Where the Martini is concerned, there’s enough love to go around. The king of cocktails has enjoyed the spotlight for so long, nearly every one of the drink’s many variations has enjoyed its moment in the sun. The Gibson, garnished with an onion instead of an olive, has made a notable comeback during the past decade, while the sweetish Martinez was championed in the early years of the cocktail renaissance. The Tuxedo—both the No. 1 version, with sherry, and the No. 2, with maraschino liqueur and absinthe—has become a surprise favorite in recent years. And bartenders and cocktail enthusiasts who came of age after the turn of the century have made the lower-proof 50/50 their go-to.
Meanwhile, the Turf Club, a mixture of gin, vermouth, maraschino liqueur, absinthe and orange bitters, which predates the Martini and is just as old as the Martinez, patiently waits its turn. And waits. And waits.
But that wait may soon be over. A few select, but prominent, bars have taken up the 1880s relic as their own, including the reborn Brooklyn chop house Gage & Tollner, the Miami restaurant Surf Club and Holy Water in San Francisco. “It’s definitely time for a comeback,” says Steve Bielawski, head bartender at Gage & Tollner.

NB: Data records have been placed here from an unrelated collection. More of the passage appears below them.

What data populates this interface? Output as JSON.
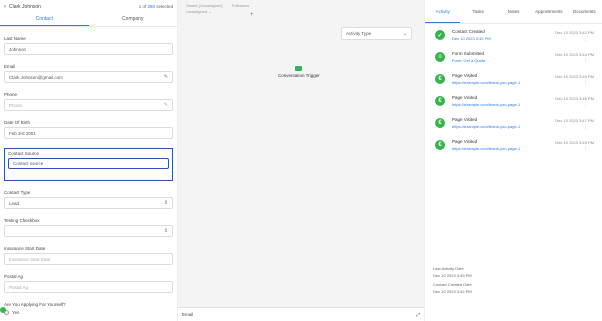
{
  "left": {
    "contact_name": "Clark Johnson",
    "selected_prefix": "1 of ",
    "selected_count": "280",
    "selected_suffix": " selected",
    "tabs": [
      "Contact",
      "Company"
    ],
    "fields": {
      "last_name": {
        "label": "Last Name",
        "value": "Johnson"
      },
      "email": {
        "label": "Email",
        "value": "Clark.Johnson@gmail.com"
      },
      "phone": {
        "label": "Phone",
        "value": "Phone"
      },
      "date_of_birth": {
        "label": "Date Of Birth",
        "value": "Feb 3rd 2001"
      },
      "contact_source": {
        "label": "Contact Source",
        "value": "Contact source"
      },
      "contact_type": {
        "label": "Contact Type",
        "value": "Lead"
      },
      "testing_checkbox": {
        "label": "Testing Checkbox",
        "value": ""
      },
      "insurance_start_date": {
        "label": "Insurance Start Date",
        "value": "Insurance Start Date"
      },
      "postal_ag": {
        "label": "Postal Ag",
        "value": "Postal Ag"
      },
      "applying_question": {
        "label": "Are You Applying For Yourself?",
        "option": "Yes"
      }
    }
  },
  "middle": {
    "top_line1": "Owner (Unassigned)",
    "top_line2": "Unassigned ⌄",
    "top_right": "Followers",
    "plus": "+",
    "activity_button": "Activity Type",
    "activity_chevron": "⌄",
    "trigger_label": "Conversation Trigger",
    "email_label": "Email",
    "expand_icon": "⤢"
  },
  "right": {
    "tabs": [
      "Activity",
      "Tasks",
      "Notes",
      "Appointments",
      "Documents"
    ],
    "activities": [
      {
        "title": "Contact Created",
        "sub": "Dec 10 2023 3:42 PM",
        "time": "Dec 10 2023 3:42 PM"
      },
      {
        "title": "Form Submitted",
        "sub": "Form: Get a Quote",
        "time": "Dec 10 2023 3:44 PM"
      },
      {
        "title": "Page Visited",
        "sub": "https://example.com/thank-you-page-1",
        "time": "Dec 10 2023 3:45 PM"
      },
      {
        "title": "Page Visited",
        "sub": "https://example.com/thank-you-page-1",
        "time": "Dec 10 2023 3:46 PM"
      },
      {
        "title": "Page Visited",
        "sub": "https://example.com/thank-you-page-1",
        "time": "Dec 10 2023 3:47 PM"
      },
      {
        "title": "Page Visited",
        "sub": "https://example.com/thank-you-page-1",
        "time": "Dec 10 2023 3:49 PM"
      }
    ],
    "last_activity_label": "Last Activity Date",
    "last_activity_value": "Dec 10 2023 3:49 PM",
    "contact_created_label": "Contact Created Date",
    "contact_created_value": "Dec 10 2023 3:42 PM"
  }
}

But one of the things holding the Turf Club back is that—the wealth of cocktail history scholarship of the last two decades notwithstanding—the drink remains largely unknown.
“We had a lot of drinks to choose from, from the original Gage menu,” says Bielawski, noting that the bar traces its history back to the 1870s. “The Turf Club sort of jumped out. Most of us hadn’t even heard of it before.”

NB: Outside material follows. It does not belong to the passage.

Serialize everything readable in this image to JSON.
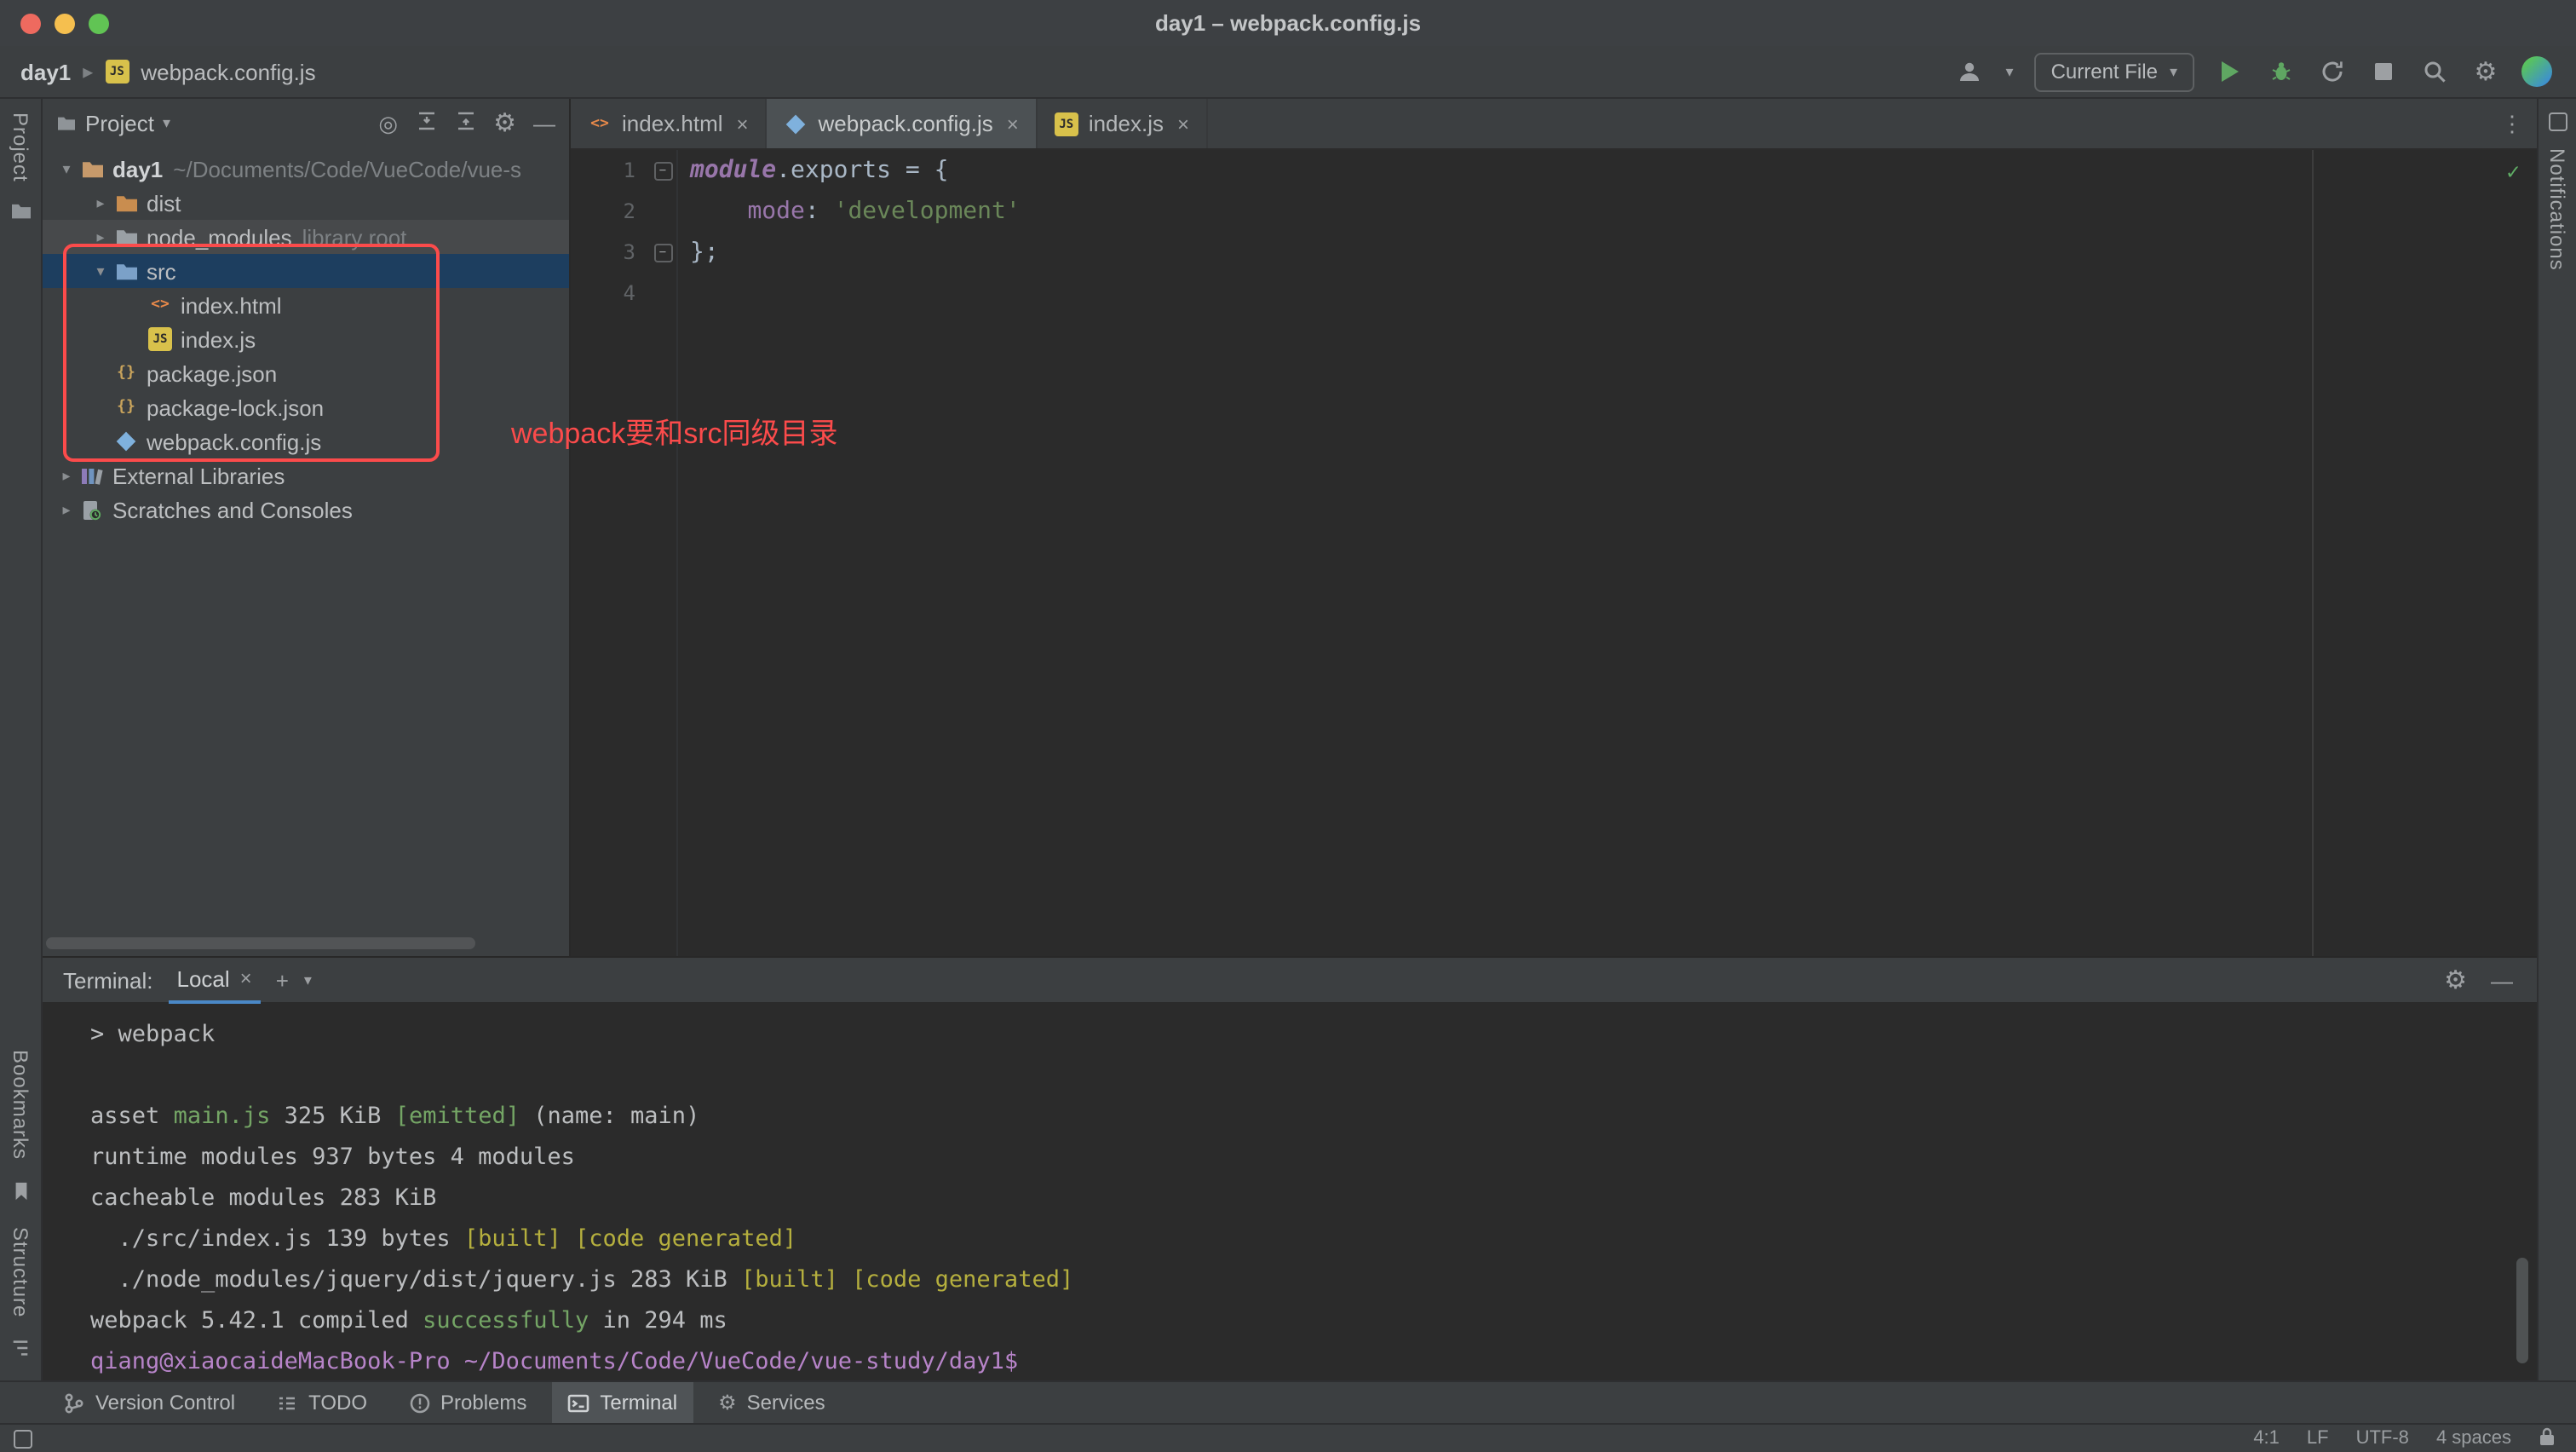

The Turf Club’s recovery is so long in coming arguably because of its vague pedigree. The original recipes for the cocktail are inconsistent. The first-known printed formula, from 1884, calls for Old Tom gin, sweet vermouth and bitters, making it very close in profile to the Martinez. An 1891 formula, though, uses genever. It wasn’t until 1900, when famous barkeep Harry Johnson recorded a mixture of Plymouth gin, dry vermouth and dashes of absinthe, maraschino liqueur and orange bitters, that the drink settled down to something resembling the Turf Club we now know.
Given that scattered history, today’s fans are given a nearly blank slate as to what sort of Turf Club they want to serve.
John Ottman has placed the Turf Club on the menu at both Holy Water and Bloodhound in San Francisco. “It’s one of those drinks that’s always floated around in my mind,” he says.
Conversely, the cocktail is a recent find for Valentino Longo, head bartender at Miami’s Surf Club. “I had never heard about the Turf Club before,” says Longo, who discovered it in The Martini Cocktail, a 2019 book about the history of the Martini (written by this reporter). His version, naturally called the Surf Club, is a far cry from any of the original recipes. A fan of sherry, Longo uses the fortified wine instead of vermouth, but first infuses it with maraschino cherries. Also in the mix is a bit of housemade pickle liqueur. Guests can choose gin or vodka as their base spirit, and select a garnish from a caddy that includes an olive, lemon peel and pickled onions.
“I wanted to do something different from the classic maraschino liqueur,” explains Longo, “like a Bamboo cocktail.”
Gage & Tollner settled on a version very close to that published by bartender Harry MacElhone in his 1921 book ABCs of Mixing Cocktails. Rather than equal parts, however, Bielawski opts for a more gin-forward rendition, to which he adds trace amounts of maraschino and absinthe. Ottman’s interpretation is not far from that ballpark, and close to the Harry Johnson formula, marshaling two ounces of gin to three-quarters of an ounce of dry vermouth, again with touches of maraschino and absinthe, but also orange bitters.
All three bartenders have been pleasantly surprised that their beloved obscure drink has also become a favorite with their customers.
“It’s one of the most sold cocktails,” says Longo. “They like it because the presentation is very fun. They like to choose their own garnish and they like the story of how the Turf Club became the Surf Club.”
Bielawski said Gage & Tollner goes through six or seven pre-batched 750ml bottles of Turf Clubs a week. “Everybody who orders it asks about it first,” he says. “At Gage, we can lean on the history a little bit. Once you’ve got a good story, you’re in.” (The drink is also a staff favorite, running neck and neck with the Perfect Martini, which splits the vermouth between dry and sweet.)
Ottman, for his part, sells a good amount of Turf Clubs at both his places. And the numbers make sense to him—the drink has a lot going for it.
“It’s a pretty stiff gin drink that also has a sweet note to it,” he says. “The absinthe and bitters add a little bit of complexity without going in any particular direction.”
In the end, however, he thinks the Turf Club ultimately benefits most from its famous connections. “It feels very classic,” he adds. “Like a Martini.”